BEGIN
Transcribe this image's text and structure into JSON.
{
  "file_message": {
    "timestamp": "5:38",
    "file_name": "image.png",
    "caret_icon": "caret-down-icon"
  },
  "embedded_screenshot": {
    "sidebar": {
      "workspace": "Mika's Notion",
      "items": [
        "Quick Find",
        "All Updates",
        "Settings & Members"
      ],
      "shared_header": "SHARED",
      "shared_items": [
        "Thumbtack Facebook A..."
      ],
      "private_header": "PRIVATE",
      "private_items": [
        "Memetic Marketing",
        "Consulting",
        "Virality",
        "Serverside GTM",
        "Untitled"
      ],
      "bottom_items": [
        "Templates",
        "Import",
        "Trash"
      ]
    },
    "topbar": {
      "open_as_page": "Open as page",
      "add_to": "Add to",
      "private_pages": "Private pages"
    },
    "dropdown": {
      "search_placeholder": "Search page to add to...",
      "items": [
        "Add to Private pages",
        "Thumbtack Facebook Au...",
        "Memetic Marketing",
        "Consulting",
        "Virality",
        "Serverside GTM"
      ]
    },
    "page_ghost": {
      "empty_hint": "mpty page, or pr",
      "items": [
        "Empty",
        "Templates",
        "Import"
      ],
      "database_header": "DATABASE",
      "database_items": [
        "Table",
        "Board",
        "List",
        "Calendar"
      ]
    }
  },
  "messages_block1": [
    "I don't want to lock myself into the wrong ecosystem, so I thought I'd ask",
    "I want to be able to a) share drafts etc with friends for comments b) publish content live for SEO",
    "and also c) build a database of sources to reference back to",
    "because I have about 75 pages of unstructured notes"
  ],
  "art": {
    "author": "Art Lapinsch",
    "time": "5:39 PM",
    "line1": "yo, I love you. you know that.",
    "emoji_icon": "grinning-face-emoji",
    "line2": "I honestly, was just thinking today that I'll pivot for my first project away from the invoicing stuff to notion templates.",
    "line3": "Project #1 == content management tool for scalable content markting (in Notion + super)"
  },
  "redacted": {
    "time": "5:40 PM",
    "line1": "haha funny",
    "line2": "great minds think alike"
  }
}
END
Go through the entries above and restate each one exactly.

** Task solution **
Transcribe this image's text and structure into JSON.
{
  "file_message": {
    "timestamp": "5:38",
    "file_name": "image.png",
    "caret_icon": "caret-down-icon"
  },
  "embedded_screenshot": {
    "sidebar": {
      "workspace": "Mika's Notion",
      "items": [
        "Quick Find",
        "All Updates",
        "Settings & Members"
      ],
      "shared_header": "SHARED",
      "shared_items": [
        "Thumbtack Facebook A..."
      ],
      "private_header": "PRIVATE",
      "private_items": [
        "Memetic Marketing",
        "Consulting",
        "Virality",
        "Serverside GTM",
        "Untitled"
      ],
      "bottom_items": [
        "Templates",
        "Import",
        "Trash"
      ]
    },
    "topbar": {
      "open_as_page": "Open as page",
      "add_to": "Add to",
      "private_pages": "Private pages"
    },
    "dropdown": {
      "search_placeholder": "Search page to add to...",
      "items": [
        "Add to Private pages",
        "Thumbtack Facebook Au...",
        "Memetic Marketing",
        "Consulting",
        "Virality",
        "Serverside GTM"
      ]
    },
    "page_ghost": {
      "empty_hint": "mpty page, or pr",
      "items": [
        "Empty",
        "Templates",
        "Import"
      ],
      "database_header": "DATABASE",
      "database_items": [
        "Table",
        "Board",
        "List",
        "Calendar"
      ]
    }
  },
  "messages_block1": [
    "I don't want to lock myself into the wrong ecosystem, so I thought I'd ask",
    "I want to be able to a) share drafts etc with friends for comments b) publish content live for SEO",
    "and also c) build a database of sources to reference back to",
    "because I have about 75 pages of unstructured notes"
  ],
  "art": {
    "author": "Art Lapinsch",
    "time": "5:39 PM",
    "line1": "yo, I love you. you know that.",
    "emoji_icon": "grinning-face-emoji",
    "line2": "I honestly, was just thinking today that I'll pivot for my first project away from the invoicing stuff to notion templates.",
    "line3": "Project #1 == content management tool for scalable content markting (in Notion + super)"
  },
  "redacted": {
    "time": "5:40 PM",
    "line1": "haha funny",
    "line2": "great minds think alike"
  }
}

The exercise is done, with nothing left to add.